Hummus breakfast bowl

Blue Apron is rad and all, but when the cardboard box of ingredients arrives on your stoop you still have to cook the food and clean up. A new delivery meal service founded by local couple Ariane Valle and Turner Hoff prioritizes customers’ time by delivering the food already prepared.

Vegetable + Butcher has been up and running for a little over a month and it’s currently servicing neighborhoods in two zip codes (20002 and 20003), with hopes to quickly expand their delivery radius throughout the District.

Ariane Valle and Turner Hoff courtesy Vegetable + Butcher

“The name is a play on our relationship,” Hoff says. Valle, who has been vegan for 10 years, represents the vegetable, while Hoff represents the butcher. There are two corresponding Vegetable + Butcher meal plans. The “Vegetable Basket” is vegan-friendly and the “Butcher’s Box” builds off of vegan-based dishes by adding meat or fish. Customers can choose to order breakfasts, lunches, or dinners in two-day, four-day, or six-day increments.

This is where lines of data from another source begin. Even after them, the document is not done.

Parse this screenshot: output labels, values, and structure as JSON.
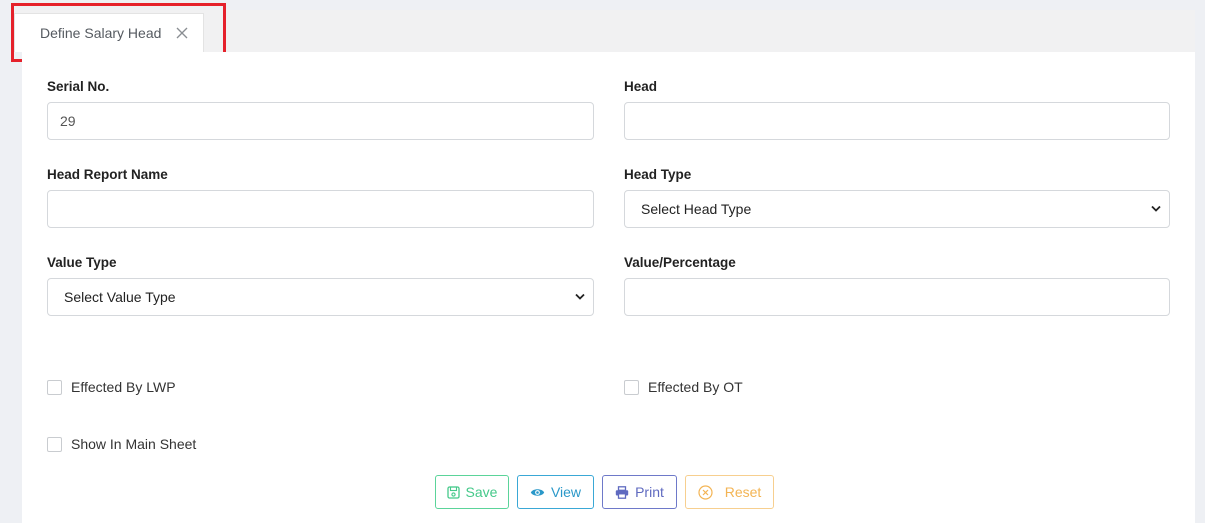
{
  "tab": {
    "label": "Define Salary Head",
    "close_icon": "close-icon"
  },
  "form": {
    "serial_no": {
      "label": "Serial No.",
      "value": "29"
    },
    "head": {
      "label": "Head",
      "value": ""
    },
    "head_report_name": {
      "label": "Head Report Name",
      "value": ""
    },
    "head_type": {
      "label": "Head Type",
      "selected": "Select Head Type"
    },
    "value_type": {
      "label": "Value Type",
      "selected": "Select Value Type"
    },
    "value_percentage": {
      "label": "Value/Percentage",
      "value": ""
    },
    "checkboxes": {
      "lwp": "Effected By LWP",
      "ot": "Effected By OT",
      "main_sheet": "Show In Main Sheet"
    }
  },
  "buttons": {
    "save": "Save",
    "view": "View",
    "print": "Print",
    "reset": "Reset"
  },
  "colors": {
    "highlight": "#e5212b",
    "save": "#45c98a",
    "view": "#2a98c9",
    "print": "#5f6ac0",
    "reset": "#f3b454"
  }
}
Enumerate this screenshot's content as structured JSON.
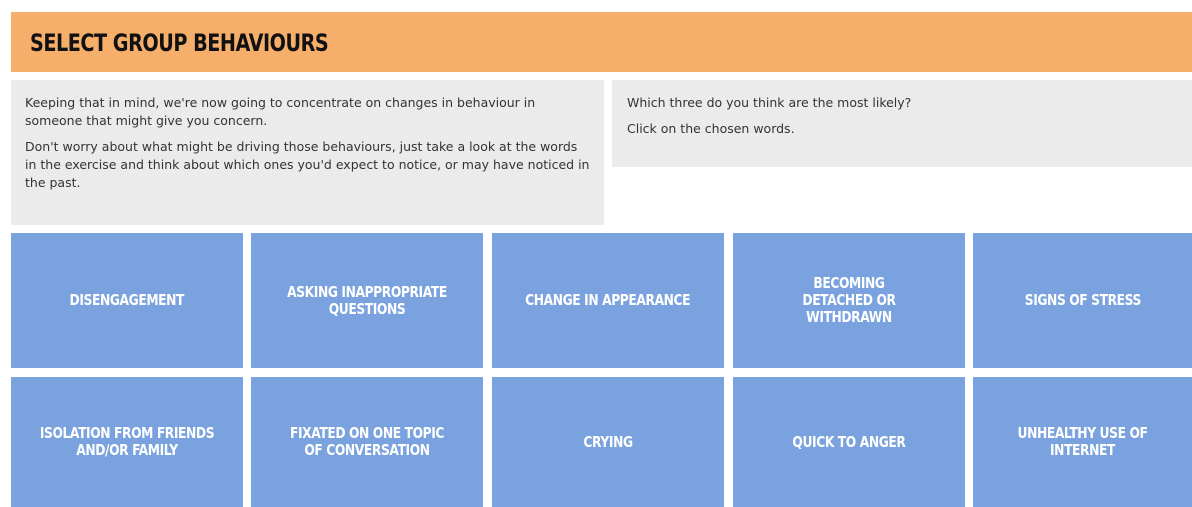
{
  "header": {
    "title": "SELECT GROUP BEHAVIOURS"
  },
  "intro": {
    "paragraph1": "Keeping that in mind, we're now going to concentrate on changes in behaviour in someone that might give you concern.",
    "paragraph2": "Don't worry about what might be driving those behaviours, just take a look at the words in the exercise and think about which ones you'd expect to notice, or may have noticed in the past."
  },
  "instructions": {
    "question": "Which three do you think are the most likely?",
    "action": "Click on the chosen words."
  },
  "options": [
    {
      "label": "DISENGAGEMENT"
    },
    {
      "label": "ASKING INAPPROPRIATE QUESTIONS"
    },
    {
      "label": "CHANGE IN APPEARANCE"
    },
    {
      "label": "BECOMING DETACHED OR WITHDRAWN"
    },
    {
      "label": "SIGNS OF STRESS"
    },
    {
      "label": "ISOLATION FROM FRIENDS AND/OR FAMILY"
    },
    {
      "label": "FIXATED ON ONE TOPIC OF CONVERSATION"
    },
    {
      "label": "CRYING"
    },
    {
      "label": "QUICK TO ANGER"
    },
    {
      "label": "UNHEALTHY USE OF INTERNET"
    }
  ],
  "colors": {
    "header_bg": "#f6ae6b",
    "panel_bg": "#ebebeb",
    "tile_bg": "#7aa2de",
    "tile_text": "#ffffff"
  }
}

One of the most craved dishes is a lemon garlic hummus breakfast bowl with avocado, wheatgrass, carrot, white grapes, sunflower seeds, sprouts, and edamame. Another favorite is the coconut curry dal with roasted cauliflower and lamb shoulder.

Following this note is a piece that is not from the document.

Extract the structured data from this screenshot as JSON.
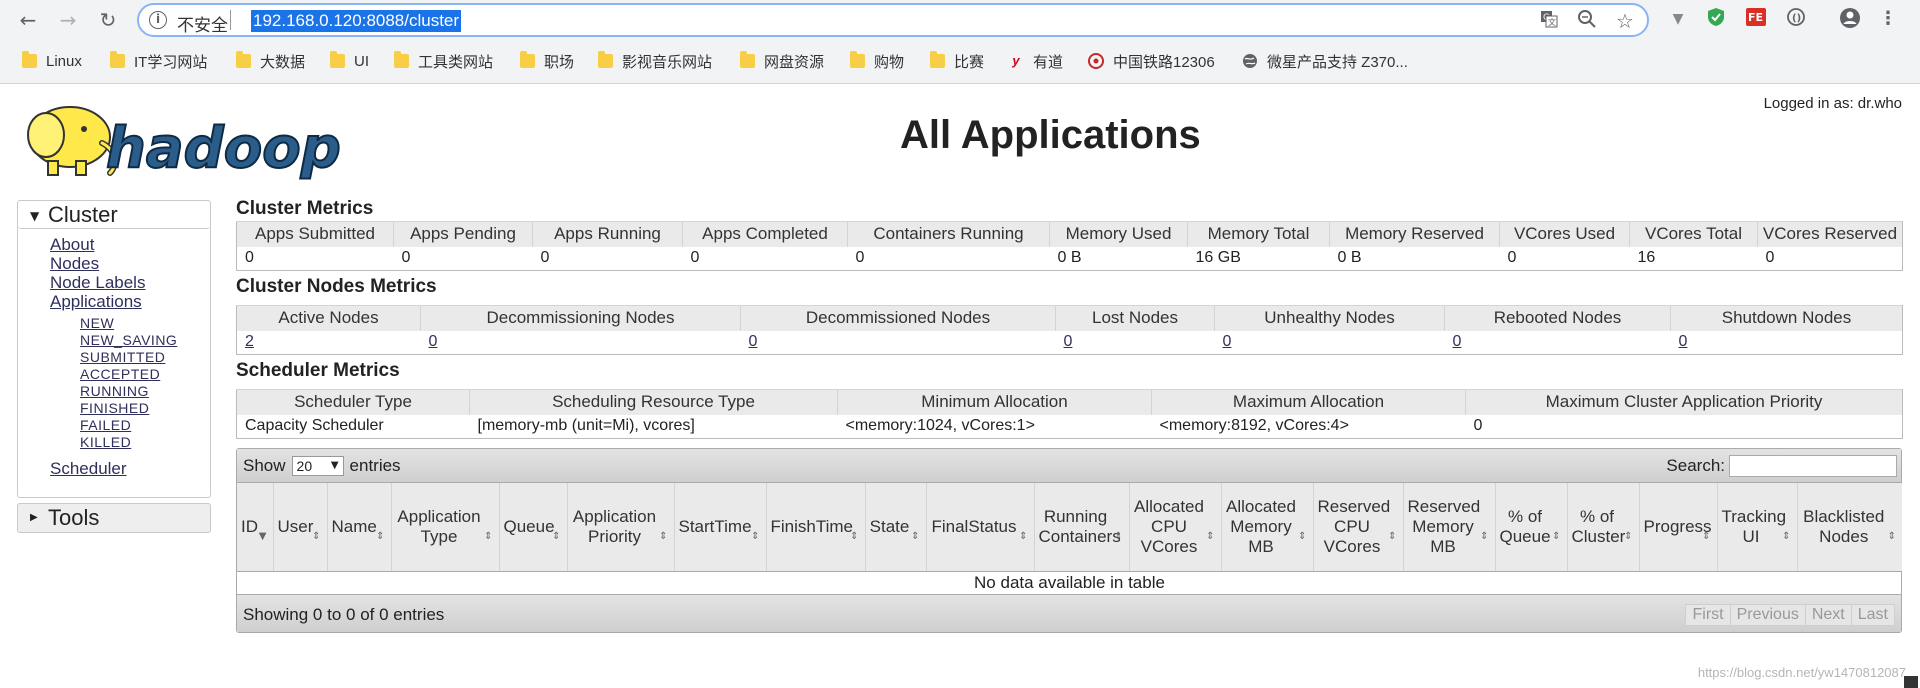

If these dishes seem “chefy,” it’s because they are. Chef Matt Baker, who is readying to open Gravitas in Ivy City, dreamed up the initial slate of recipes in collaboration with registered dietician Sarah Waybright. Baker’s resume also includes minibar, Marcel’s Occidental, and City Perch.

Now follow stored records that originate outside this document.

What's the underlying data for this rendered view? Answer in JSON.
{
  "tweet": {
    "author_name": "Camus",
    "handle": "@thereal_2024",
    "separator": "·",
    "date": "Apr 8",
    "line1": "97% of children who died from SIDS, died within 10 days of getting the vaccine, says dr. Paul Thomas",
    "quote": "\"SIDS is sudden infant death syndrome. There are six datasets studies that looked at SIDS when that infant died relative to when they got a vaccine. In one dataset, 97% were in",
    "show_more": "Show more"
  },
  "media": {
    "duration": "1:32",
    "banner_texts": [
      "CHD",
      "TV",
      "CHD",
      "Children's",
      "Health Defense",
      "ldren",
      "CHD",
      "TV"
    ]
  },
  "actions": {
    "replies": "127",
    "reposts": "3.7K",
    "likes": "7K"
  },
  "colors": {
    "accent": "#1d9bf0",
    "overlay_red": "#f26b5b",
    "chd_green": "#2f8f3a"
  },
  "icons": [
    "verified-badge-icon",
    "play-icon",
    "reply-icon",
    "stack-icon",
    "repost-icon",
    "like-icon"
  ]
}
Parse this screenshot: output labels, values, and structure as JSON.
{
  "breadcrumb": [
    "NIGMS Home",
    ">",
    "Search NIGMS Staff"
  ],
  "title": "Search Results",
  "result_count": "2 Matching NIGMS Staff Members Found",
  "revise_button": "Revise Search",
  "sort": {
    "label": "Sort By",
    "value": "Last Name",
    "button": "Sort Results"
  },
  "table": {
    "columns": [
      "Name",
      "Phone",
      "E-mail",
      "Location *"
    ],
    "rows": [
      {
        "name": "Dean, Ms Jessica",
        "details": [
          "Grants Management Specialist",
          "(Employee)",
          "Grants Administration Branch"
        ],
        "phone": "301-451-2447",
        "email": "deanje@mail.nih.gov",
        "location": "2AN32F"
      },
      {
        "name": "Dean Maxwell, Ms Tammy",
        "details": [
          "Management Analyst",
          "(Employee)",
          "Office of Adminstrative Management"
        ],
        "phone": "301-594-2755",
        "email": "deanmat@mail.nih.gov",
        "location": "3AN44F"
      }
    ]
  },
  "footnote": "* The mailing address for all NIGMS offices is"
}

Both Hoff and Baker are from Houston. “We found him on LinkedIn through a middle school classmate of mine,” Hoff says. “At the time he was cooking at Occidental. When we went there to sample some of his food, he created some dishes for us and we really didn’t have to meet with anyone else.” While Baker is still involved, Vegetable + Butcher has hired Christina Brown to serve as executive chef. Meals are prepared at Union Kitchen in Ivy City.

Hoff and Valle have priced meals to compete with buying groceries. They top out at $13.25 per meal. The bigger your meal plan, the lower the cost per meal. “With the quality of the ingredients we’re serving, it would be impossible to replicate on your own,” Hoff says. “Not just because we have a chef preparing the meals and a dietician approving them, but because food is expensive. We want to compete with the cost of grocery shopping, given the quality of ingredients then you account for the time it takes to shop, cook, and clean.”

Vegetable + Butcher uses pasture-raised chicken and pork, grass-fed beef, fish caught in the wild, and, whenever possible, local produce. Meals are typically in the 400-600 calorie range and the kitchen team focuses on making sure there is enough protein to fuel customers living active lifestyles. There are approximately 15 breakfasts, 15 lunches, and 15 dinners, which rotate from week to week. 

The idea for Vegetable + Butcher came to Hoff when he was running out of time to track down and prepare healthy food while working and studying around the clock. “I’ve always been a fitness, nutrition geek and it was tough to maintain that lifestyle working and studying 80 hours a week,” he says of his time in graduate school at Rice University in Houston. “I moved here and found myself doing the same thing. I accepted a job in real estate finance and was getting crushed working long hours eating lunch and dinner at my desk.” 

Valle comes to Vegetable + Butcher after working for Ashok Bajaj’s Knightsbridge Restaurant Group (Rasika, Bombay Club, Oval Room, Bibiana, etc.) where she too was pressed for time. The couple wants its customers to think about when they’re the busiest when deciding which meals to order. 

The company is currently serving about 20 people (150 meals per week) and expects to gain clients in the New Year, when people are making their annual resolutions.

Brown rice veggie bowl with braised pork shoulder

Food photos by Laura Hayes